By Rick Claar, President, The Martec Group
I recently attended the annual Ocean Exchange event and came away with quite a few “a-ha” moments. What I was struck by in particular was that, going in, I expected to learn about all sorts of innovations and advancements in technology and methodologies to protect and preserve our oceans. And I did. What I didn’t expect was to have my eyes opened to all the possibilities and practicalities that these advancements might have in other industries and sectors.
I was invited to serve on a judging panel for a number of companies competing for three generous $100,000 grants. While each and every one elicited tremendous food for thought, one presentation by Lios, a company “striving to eradicate noise pollution,” sparked quite a few “a-ha moments,” allowing me to connect some dots and consider additional implications. Lios has endeavored to apply what’s known as “thixotropic materials” to combat marine noise pollution, which can be harmful and disruptive to aquatic sea life.
I confess to not knowing enough about the harmful effects of noise pollution to marine life prior to this event, but according to a white paper published by Linda S. Weilgart, Ph.D. in the Department of Biology at Dalhousie University in Halifax, Nova Scotia:
Most marine animals, particularly marine mammals and fish, are very sensitive to sound. Noise can travel long distances underwater, blanketing large areas, and potentially preventing marine animals from hearing their prey or predators, finding their way, or connecting with mates, group members, or their young. Decreased species diversity in whales and dolphins was related to an increase in seismic noise. Naval sonar has killed individuals and perhaps even genetically-isolated local populations of whales. Invertebrates such as lobster, crab, and shrimp, also show noise impacts. Noise has deafened fish, produced dramatically reduced catch rates, caused stress responses, and interfered with fish communication, schooling, and possibly the selection of suitable habitat.
Lios’s innovation is an advancement in noise suppression materials in that it is solid at rest and then becomes more liquid-like when subjected to energy. As a result, the product has many advantages over other materials traditionally used to combat noise pollution. Their product is said to be:
- three times thinner than traditional materials
- significantly more effective than traditional acoustic materials
- made using non-toxic eco-friendly materials
- sustainable, as it can be recycled at end of life

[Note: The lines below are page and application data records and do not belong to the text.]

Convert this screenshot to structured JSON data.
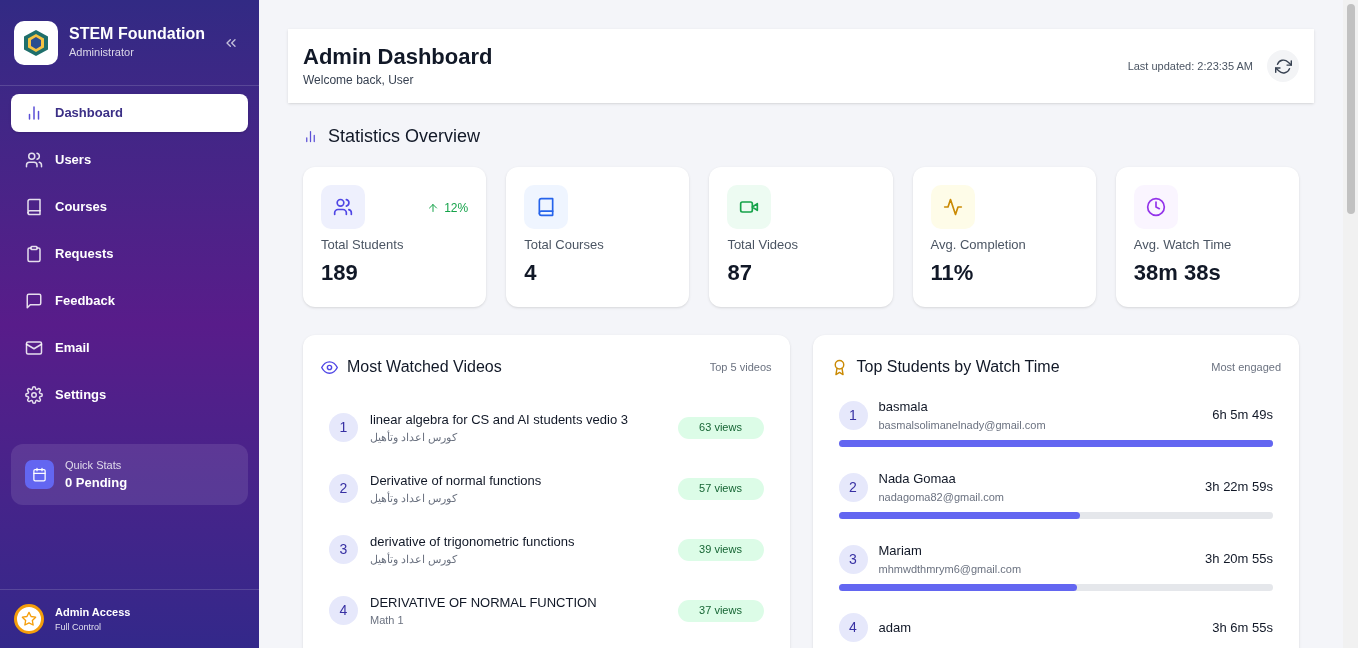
{
  "sidebar": {
    "brand": {
      "title": "STEM Foundation",
      "subtitle": "Administrator"
    },
    "items": [
      {
        "label": "Dashboard",
        "selected": true
      },
      {
        "label": "Users",
        "selected": false
      },
      {
        "label": "Courses",
        "selected": false
      },
      {
        "label": "Requests",
        "selected": false
      },
      {
        "label": "Feedback",
        "selected": false
      },
      {
        "label": "Email",
        "selected": false
      },
      {
        "label": "Settings",
        "selected": false
      }
    ],
    "quick_stats": {
      "label": "Quick Stats",
      "value": "0 Pending"
    },
    "footer": {
      "title": "Admin Access",
      "subtitle": "Full Control"
    }
  },
  "header": {
    "title": "Admin Dashboard",
    "subtitle": "Welcome back, User",
    "last_updated": "Last updated: 2:23:35 AM"
  },
  "statistics": {
    "title": "Statistics Overview",
    "cards": [
      {
        "label": "Total Students",
        "value": "189",
        "trend": "12%"
      },
      {
        "label": "Total Courses",
        "value": "4"
      },
      {
        "label": "Total Videos",
        "value": "87"
      },
      {
        "label": "Avg. Completion",
        "value": "11%"
      },
      {
        "label": "Avg. Watch Time",
        "value": "38m 38s"
      }
    ]
  },
  "most_watched": {
    "title": "Most Watched Videos",
    "note": "Top 5 videos",
    "rows": [
      {
        "rank": "1",
        "title": "linear algebra for CS and AI students vedio 3",
        "course": "كورس اعداد وتأهيل",
        "views": "63 views"
      },
      {
        "rank": "2",
        "title": "Derivative of normal functions",
        "course": "كورس اعداد وتأهيل",
        "views": "57 views"
      },
      {
        "rank": "3",
        "title": "derivative of trigonometric functions",
        "course": "كورس اعداد وتأهيل",
        "views": "39 views"
      },
      {
        "rank": "4",
        "title": "DERIVATIVE OF NORMAL FUNCTION",
        "course": "Math 1",
        "views": "37 views"
      }
    ]
  },
  "top_students": {
    "title": "Top Students by Watch Time",
    "note": "Most engaged",
    "rows": [
      {
        "rank": "1",
        "name": "basmala",
        "email": "basmalsolimanelnady@gmail.com",
        "time": "6h 5m 49s",
        "level": 1
      },
      {
        "rank": "2",
        "name": "Nada Gomaa",
        "email": "nadagoma82@gmail.com",
        "time": "3h 22m 59s",
        "level": 0.555
      },
      {
        "rank": "3",
        "name": "Mariam",
        "email": "mhmwdthmrym6@gmail.com",
        "time": "3h 20m 55s",
        "level": 0.548
      },
      {
        "rank": "4",
        "name": "adam",
        "time": "3h 6m 55s"
      }
    ]
  }
}
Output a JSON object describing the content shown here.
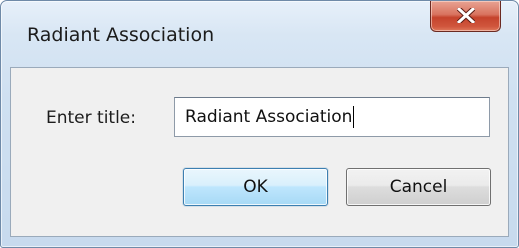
{
  "window": {
    "title": "Radiant Association"
  },
  "titlebar": {
    "close_icon": "close-icon"
  },
  "form": {
    "label": "Enter title:",
    "input_value": "Radiant Association"
  },
  "buttons": {
    "ok_label": "OK",
    "cancel_label": "Cancel"
  },
  "colors": {
    "close_button": "#c5432c",
    "ok_border": "#3c7fb1",
    "content_bg": "#f0f0f0"
  }
}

Almost immediately, I began to envision the other myriad business sectors for which such an innovation might be applied. Throughout my career, I have worked with automotive OEMs who are in a never-ending pursuit of new technologies to reduce noise and vibration in vehicles. The same could be said for aerospace, and even defense. I also thought of Martec’s numerous clients in building and construction, who use sound damping materials and insulation to eliminate noise conduction through floors and walls.
It turns out that the global market for acoustic insulation is projected to grow from $14 billion today to more than $17 billion by 2026, according to Markets and Markets.
As Lios put it themselves in their pitch deck, “acoustic materials are all around us:”
As was the case with so many pitches, presentations and ideas buzzing around Ocean Exchange, what’s good for our oceans and environment can be great for other sectors and applications as well. I applaud all the innovators working to protect the 71% of our planet covered by oceans and thank them with a humble request that we sister sectors borrow from such innovations and apply their technologies to the other 29% of Mother Earth.